Within the records below, find each line with the word "permissions" and copy it out.
• • •
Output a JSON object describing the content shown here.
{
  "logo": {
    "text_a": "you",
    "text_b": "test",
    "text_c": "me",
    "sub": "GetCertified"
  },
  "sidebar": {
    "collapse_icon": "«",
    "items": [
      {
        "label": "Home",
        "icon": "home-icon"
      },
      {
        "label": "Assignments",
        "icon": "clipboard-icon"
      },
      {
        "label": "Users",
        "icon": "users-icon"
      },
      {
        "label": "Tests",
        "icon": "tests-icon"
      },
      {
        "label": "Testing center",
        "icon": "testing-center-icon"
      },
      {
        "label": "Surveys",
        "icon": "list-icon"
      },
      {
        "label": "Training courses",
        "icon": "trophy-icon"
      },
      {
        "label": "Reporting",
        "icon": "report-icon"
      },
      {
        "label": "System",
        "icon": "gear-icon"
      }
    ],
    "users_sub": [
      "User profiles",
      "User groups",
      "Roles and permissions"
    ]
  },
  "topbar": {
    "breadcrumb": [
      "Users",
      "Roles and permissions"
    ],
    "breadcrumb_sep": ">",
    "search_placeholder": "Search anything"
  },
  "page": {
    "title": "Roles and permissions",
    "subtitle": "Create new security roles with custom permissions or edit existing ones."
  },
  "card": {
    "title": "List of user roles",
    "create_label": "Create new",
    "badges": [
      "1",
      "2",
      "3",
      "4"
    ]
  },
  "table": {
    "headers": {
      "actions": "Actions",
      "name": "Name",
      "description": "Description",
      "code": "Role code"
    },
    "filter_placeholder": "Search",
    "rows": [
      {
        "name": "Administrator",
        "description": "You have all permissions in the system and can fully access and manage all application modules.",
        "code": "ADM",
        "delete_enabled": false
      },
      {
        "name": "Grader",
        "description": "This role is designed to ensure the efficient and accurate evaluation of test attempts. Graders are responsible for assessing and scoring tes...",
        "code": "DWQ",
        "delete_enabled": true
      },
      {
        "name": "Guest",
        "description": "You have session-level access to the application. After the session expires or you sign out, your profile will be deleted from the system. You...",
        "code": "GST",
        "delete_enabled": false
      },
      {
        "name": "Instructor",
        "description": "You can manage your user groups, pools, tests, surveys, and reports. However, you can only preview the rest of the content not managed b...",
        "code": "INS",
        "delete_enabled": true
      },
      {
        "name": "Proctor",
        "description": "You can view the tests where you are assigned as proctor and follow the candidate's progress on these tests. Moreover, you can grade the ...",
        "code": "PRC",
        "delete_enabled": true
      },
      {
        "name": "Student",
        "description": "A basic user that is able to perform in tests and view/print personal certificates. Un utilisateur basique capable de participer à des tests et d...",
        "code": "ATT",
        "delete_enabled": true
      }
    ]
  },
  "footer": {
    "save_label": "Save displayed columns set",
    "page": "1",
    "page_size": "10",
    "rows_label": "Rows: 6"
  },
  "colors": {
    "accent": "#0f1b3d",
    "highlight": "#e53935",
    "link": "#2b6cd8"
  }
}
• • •
Answer to this exercise ->
      "Roles and permissions"
      "Roles and permissions"
    "title": "Roles and permissions",
    "subtitle": "Create new security roles with custom permissions or edit existing ones."
        "description": "You have all permissions in the system and can fully access and manage all application modules.",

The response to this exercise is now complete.